Third, Trump is plan­ning to re­vive theUS en­ergy sec­tor, and China has a huge de­mand for oil and gas. So the two sides should en­hance co­op­er­a­tion in the oil in­dus­try. China has to im­port about 60 per­cent of its oil, mainly from Or­ga­ni­za­tion of the Pe­tro­leum Ex­port­ing Coun­tries mem­bers, to meet the do­mes­tic de­mand. This means there is room for theUS oil com­pa­nies to fill. Be­sides, theUS gov­ern­ment should al­low moreUS com­pa­nies to sell oil­field tech­nolo­gies to China and re­lax some reg­u­la­tions on Chi­nese in­vest­ment lim­its inUS oil re­finer­ies.

Fourth, Trump has an am­bi­tious in­fra­struc­ture in­vest­ment plan, which China can help ful­fill be­cause of its ex­per­tise in in­fra­struc­ture con­struc­tion.

And fifth, both sides should make ef­forts to com­plete the China-US Bi­lat­eral In­vest­ment Treaty ne­go­ti­a­tion now that it has reached a de­ci­sive state. Mak­ing bi­lat­eral trade and in­vest­ment eas­ier will make made-in-US prod­ucts more eas­ily ex­portable to China, and al­low Chi­nese com­pa­nies to ex­e­cute merger and ac­qui­si­tion deals inUS oil as­sets and take over some bank­rupt com­pa­nies, which will al­le­vi­ate the un­em­ploy­ment prob­lem in theUS.

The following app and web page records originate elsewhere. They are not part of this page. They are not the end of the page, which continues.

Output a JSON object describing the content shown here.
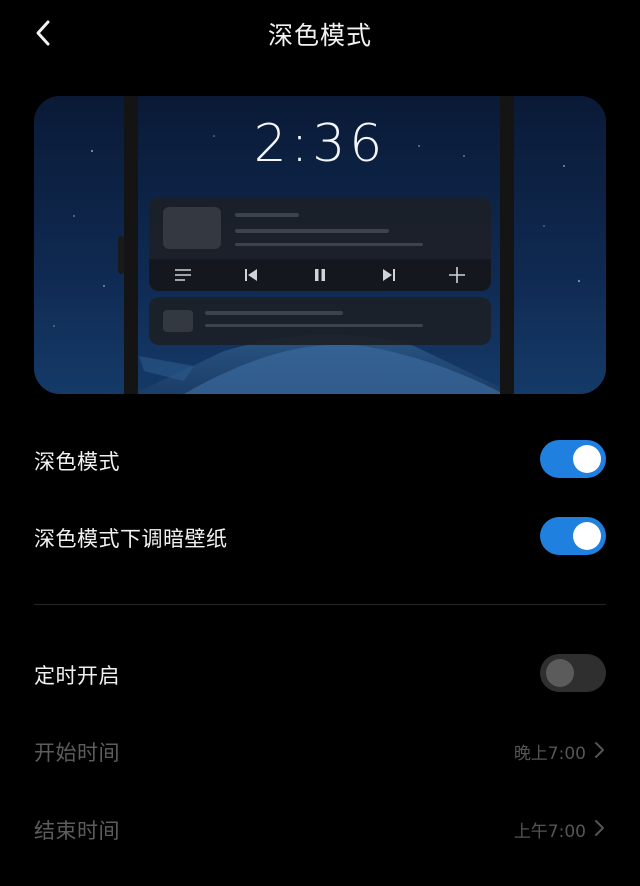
{
  "header": {
    "title": "深色模式",
    "back_icon": "chevron-left-icon"
  },
  "preview": {
    "clock_time": "2:36",
    "media_controls": [
      "playlist-icon",
      "previous-icon",
      "pause-icon",
      "next-icon",
      "plus-icon"
    ]
  },
  "settings": {
    "dark_mode": {
      "label": "深色模式",
      "enabled": true
    },
    "dim_wallpaper": {
      "label": "深色模式下调暗壁纸",
      "enabled": true
    },
    "scheduled": {
      "label": "定时开启",
      "enabled": false
    },
    "start_time": {
      "label": "开始时间",
      "value": "晚上7:00"
    },
    "end_time": {
      "label": "结束时间",
      "value": "上午7:00"
    }
  },
  "colors": {
    "accent": "#1f80e0",
    "background": "#000000",
    "disabled_text": "#5d5d5d"
  }
}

Con­sid­er­ing China and theUS are now so deeply in­ter­con­nected that the ac­tions of one can have a huge im­pact on the other, and vice-versa, nei­ther can afford the cost of bad re­la­tions. This means Chi­nese andUS lead­ers will not in­ten­tion­ally un­der­mine the most im­por­tant bi­lat­eral re­la­tion­ship in the world. As such, if both sides deepen their co­op­er­a­tion, and en­hance mu­tual un­der­stand­ing, China-US re­la­tions will be less dis­cor­dant.

... it’s a big con­cern for both coun­tries to put bi­lat­eral ties on the right track af­ter Trump was sworn in.

The au­thor is a re­search fel­low at and di­rec­tor of the Divi­sion of Amer­i­can Eco­nomic Stud­ies at the In­sti­tute of Amer­i­can Stud­ies, China In­sti­tutes of Con­tem­po­rary In­ter­na­tional Re­la­tions.

Newspapers in English

Newspapers from China

© PressReader. All rights reserved.